= What is expected =
Every line below that has the word "this" counts once; report how many lines that makes, with no other words.

= Data records =
——

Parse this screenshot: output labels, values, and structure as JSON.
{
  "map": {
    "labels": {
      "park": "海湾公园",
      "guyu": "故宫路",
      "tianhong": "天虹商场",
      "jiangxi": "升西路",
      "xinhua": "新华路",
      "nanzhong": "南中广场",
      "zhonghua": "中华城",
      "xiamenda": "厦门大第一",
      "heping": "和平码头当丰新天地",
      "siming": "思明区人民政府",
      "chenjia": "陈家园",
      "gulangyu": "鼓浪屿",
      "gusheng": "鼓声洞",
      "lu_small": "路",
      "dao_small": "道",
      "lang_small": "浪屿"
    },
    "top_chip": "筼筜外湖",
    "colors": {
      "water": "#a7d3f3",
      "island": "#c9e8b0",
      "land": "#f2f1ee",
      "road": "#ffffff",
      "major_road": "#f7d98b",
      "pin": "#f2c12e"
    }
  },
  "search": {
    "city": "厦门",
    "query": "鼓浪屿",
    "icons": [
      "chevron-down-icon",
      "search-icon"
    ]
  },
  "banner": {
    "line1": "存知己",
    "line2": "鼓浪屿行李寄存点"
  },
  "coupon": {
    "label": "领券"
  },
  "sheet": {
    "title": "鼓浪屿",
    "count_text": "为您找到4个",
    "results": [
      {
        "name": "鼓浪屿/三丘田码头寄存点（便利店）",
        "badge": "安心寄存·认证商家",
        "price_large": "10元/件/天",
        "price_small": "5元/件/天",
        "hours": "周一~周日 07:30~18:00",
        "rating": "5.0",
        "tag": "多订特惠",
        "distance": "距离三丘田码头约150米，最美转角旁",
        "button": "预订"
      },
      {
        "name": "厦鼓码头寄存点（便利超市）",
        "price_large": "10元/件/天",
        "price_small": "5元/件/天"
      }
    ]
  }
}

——

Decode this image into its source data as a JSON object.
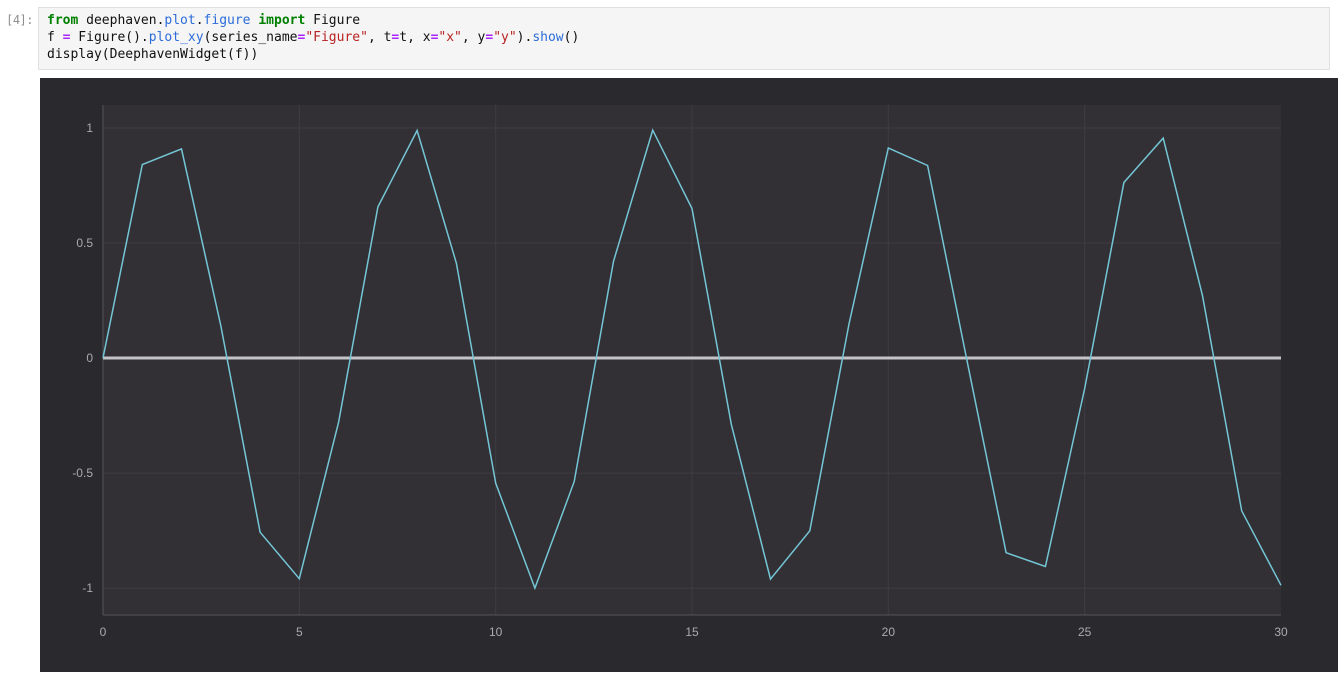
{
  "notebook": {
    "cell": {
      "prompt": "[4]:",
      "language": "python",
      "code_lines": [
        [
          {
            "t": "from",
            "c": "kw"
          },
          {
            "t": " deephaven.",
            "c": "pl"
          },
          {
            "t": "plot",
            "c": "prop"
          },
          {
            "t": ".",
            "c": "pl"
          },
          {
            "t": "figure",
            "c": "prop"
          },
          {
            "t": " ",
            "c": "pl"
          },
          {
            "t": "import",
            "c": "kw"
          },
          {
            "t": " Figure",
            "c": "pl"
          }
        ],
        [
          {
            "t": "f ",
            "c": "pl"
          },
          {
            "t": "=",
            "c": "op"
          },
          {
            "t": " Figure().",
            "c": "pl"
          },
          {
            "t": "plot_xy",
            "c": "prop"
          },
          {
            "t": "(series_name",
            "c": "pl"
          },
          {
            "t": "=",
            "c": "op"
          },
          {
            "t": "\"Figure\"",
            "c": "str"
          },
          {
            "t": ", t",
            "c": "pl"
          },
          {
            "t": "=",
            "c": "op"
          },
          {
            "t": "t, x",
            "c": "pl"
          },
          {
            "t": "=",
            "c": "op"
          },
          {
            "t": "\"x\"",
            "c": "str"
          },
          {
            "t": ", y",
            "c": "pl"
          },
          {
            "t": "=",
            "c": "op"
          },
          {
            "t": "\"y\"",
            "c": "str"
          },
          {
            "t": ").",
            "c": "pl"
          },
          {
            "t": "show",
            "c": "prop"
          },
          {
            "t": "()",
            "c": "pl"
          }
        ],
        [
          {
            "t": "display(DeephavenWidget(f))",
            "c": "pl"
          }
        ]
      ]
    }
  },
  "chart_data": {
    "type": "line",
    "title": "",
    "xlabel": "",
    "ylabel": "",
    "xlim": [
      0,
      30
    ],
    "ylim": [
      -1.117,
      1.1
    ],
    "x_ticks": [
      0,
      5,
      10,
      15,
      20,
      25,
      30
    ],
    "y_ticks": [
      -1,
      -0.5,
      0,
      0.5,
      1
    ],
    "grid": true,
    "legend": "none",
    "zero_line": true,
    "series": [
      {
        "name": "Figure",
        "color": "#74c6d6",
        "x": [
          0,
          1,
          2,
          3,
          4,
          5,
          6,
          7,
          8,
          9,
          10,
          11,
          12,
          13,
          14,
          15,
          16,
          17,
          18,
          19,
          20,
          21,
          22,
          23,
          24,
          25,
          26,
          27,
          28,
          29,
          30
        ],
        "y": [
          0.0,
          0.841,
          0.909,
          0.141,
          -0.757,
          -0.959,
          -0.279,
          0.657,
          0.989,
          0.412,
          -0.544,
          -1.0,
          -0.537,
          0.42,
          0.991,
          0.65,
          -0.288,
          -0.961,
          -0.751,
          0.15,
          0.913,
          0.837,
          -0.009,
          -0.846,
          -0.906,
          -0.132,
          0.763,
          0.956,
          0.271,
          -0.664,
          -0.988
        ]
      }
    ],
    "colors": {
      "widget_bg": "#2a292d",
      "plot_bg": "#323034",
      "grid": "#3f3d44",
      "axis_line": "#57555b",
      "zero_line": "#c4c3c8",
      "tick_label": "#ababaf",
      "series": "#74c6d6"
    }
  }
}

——

= Answer to the exercise =
2